[Component data from apps and pages]
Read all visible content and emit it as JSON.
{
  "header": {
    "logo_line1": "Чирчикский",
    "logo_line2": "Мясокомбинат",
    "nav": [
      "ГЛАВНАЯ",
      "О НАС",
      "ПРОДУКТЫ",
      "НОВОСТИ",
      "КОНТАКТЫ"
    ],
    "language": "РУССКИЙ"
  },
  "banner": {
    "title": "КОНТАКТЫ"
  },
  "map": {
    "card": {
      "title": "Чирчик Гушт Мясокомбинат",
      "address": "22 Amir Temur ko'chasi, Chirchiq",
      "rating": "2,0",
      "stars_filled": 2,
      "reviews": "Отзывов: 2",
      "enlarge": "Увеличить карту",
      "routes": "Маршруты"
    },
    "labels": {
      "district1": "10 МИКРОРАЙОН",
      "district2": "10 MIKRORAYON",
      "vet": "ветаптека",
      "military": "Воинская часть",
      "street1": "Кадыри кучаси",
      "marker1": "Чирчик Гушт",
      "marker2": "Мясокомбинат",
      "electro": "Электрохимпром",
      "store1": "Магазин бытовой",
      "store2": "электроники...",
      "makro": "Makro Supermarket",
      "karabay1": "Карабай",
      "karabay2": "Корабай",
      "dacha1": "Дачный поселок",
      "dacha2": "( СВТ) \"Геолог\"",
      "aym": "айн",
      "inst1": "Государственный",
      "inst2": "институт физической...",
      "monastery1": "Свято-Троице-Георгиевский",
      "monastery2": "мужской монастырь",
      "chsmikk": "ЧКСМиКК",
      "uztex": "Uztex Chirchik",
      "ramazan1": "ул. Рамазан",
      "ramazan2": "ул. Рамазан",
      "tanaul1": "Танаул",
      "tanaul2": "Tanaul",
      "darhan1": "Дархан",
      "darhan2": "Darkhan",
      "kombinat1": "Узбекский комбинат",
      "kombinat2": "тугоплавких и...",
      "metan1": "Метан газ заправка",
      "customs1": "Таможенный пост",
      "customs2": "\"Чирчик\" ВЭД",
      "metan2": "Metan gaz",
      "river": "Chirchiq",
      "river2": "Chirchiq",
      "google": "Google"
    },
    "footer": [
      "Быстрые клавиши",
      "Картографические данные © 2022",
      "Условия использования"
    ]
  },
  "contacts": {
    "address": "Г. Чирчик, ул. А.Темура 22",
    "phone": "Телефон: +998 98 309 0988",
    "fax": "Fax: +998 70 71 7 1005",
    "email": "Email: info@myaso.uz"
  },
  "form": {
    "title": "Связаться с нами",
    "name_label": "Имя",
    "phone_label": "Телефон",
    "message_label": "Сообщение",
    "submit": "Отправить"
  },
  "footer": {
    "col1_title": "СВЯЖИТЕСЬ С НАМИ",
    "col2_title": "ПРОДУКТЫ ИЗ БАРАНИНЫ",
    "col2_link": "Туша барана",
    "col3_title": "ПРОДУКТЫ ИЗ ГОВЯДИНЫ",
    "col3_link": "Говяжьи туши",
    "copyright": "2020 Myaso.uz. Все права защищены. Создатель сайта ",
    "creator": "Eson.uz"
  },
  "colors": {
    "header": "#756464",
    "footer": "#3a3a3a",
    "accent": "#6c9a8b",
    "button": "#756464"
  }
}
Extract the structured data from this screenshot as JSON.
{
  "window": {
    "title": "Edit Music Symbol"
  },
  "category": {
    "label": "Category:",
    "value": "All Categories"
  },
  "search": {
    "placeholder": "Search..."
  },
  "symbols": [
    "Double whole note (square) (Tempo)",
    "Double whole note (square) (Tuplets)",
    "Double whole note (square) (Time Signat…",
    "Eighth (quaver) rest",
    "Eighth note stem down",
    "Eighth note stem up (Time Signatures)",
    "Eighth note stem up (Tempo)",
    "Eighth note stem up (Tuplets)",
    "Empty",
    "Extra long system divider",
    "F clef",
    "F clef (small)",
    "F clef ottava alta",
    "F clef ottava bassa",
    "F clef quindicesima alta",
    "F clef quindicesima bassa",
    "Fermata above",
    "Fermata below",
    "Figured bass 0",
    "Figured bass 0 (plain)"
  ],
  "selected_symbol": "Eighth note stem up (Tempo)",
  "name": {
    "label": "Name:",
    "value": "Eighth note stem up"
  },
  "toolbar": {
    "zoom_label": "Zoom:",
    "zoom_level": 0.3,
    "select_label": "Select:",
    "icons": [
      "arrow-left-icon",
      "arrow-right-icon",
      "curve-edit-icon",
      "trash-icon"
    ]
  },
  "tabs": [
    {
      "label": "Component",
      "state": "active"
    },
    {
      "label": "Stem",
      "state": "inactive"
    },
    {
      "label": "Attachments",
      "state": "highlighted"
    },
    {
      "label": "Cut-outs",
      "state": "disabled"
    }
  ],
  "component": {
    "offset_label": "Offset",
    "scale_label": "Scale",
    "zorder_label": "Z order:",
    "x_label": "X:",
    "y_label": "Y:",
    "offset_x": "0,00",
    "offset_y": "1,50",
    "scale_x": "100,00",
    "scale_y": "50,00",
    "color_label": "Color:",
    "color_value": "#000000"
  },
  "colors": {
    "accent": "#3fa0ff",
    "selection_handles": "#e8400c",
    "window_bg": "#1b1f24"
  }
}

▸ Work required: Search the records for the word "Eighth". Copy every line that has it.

▸ Exercise output:
    "Eighth (quaver) rest",
    "Eighth note stem down",
    "Eighth note stem up (Time Signatures)",
    "Eighth note stem up (Tempo)",
    "Eighth note stem up (Tuplets)",
  "selected_symbol": "Eighth note stem up (Tempo)",
    "value": "Eighth note stem up"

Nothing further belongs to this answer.